    Social Narrowing is a subconscious process in which we are spending time with people who are similar to us.

    This phenomenon can be a problem when we need new resources, ideas or a new ...

    Change Your Filters
    • When we meet people, we look at them and subconsciously make a decision in our heads about their importance, relevancy or their being of any interest to us.
    • The challenge is to fight these filters and invite people in your life who are of the least interest to you.
    • Identify and connect with people whom you wouldn't normally connect with, adding diversity to your social universe.
    People We Don't Reach Out To

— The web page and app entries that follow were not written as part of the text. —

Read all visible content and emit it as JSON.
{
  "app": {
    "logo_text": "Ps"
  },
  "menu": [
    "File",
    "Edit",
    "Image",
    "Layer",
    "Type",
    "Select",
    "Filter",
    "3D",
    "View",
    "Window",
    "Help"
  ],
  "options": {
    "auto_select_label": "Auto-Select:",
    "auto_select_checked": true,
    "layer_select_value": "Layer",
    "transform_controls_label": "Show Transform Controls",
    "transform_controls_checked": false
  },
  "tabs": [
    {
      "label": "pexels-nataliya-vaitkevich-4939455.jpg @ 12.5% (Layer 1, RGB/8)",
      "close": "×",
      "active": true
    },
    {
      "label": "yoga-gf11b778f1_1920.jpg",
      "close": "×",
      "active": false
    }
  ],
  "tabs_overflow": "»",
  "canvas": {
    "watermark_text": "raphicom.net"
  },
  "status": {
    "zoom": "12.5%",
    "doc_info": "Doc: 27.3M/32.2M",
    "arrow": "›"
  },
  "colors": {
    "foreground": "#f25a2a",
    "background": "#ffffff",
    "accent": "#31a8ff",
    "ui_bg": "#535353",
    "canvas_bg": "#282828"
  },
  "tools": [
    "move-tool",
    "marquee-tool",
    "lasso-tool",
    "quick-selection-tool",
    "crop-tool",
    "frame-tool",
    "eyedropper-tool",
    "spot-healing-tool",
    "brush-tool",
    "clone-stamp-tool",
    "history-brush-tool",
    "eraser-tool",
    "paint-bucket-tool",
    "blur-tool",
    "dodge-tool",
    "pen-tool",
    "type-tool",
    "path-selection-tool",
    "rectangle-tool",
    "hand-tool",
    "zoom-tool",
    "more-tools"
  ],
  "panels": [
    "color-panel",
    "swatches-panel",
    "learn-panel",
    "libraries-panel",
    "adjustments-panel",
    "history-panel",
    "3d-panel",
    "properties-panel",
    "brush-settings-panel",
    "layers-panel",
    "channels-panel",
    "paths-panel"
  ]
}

    The lower your socioeconomic status is, the less diverse are your social networks, as we choose to reach inwards for advice, instead of outwards.

    The tweak to apply here is to reach out and ask for advice with the network of people whom you normally will not connect with. Remind yourself of your strengths and values, if you feel intimidated by wanting to take advice out of your comfort zone.

    one more idea

    Homo Narrativus
    Homo Narrativus

    We, humans, seek stories.

    We are essentially ‘story finders’ looking for meaning, narrative and shape in everything around us. We tend to not believe in improbable...

    Bias Towards The Individual

    Stories built around individuals provide relatability and a sense of being in the shoes of the people involved, living in the narrative.

    Our tendency to give a ‘face’ and a story to a group or collection of people made us invent a dominant leader of the group, like the President, or the Team Captain, or the Monarch.

    How Fame Alters Our Perceptions
    • The popularity or fame of an individual or a piece of art (like a painting, song or a movie) alters how we perceive it.
    • The characteristics and behaviour of the people among whom fame spreads matters more than the actual merit or quality.
    • A study showed that more people liked the songs that were topping the charts, copying the behaviour of other listeners, and if the same songs were arranged randomly, they were not chosen or liked that much.

    one more idea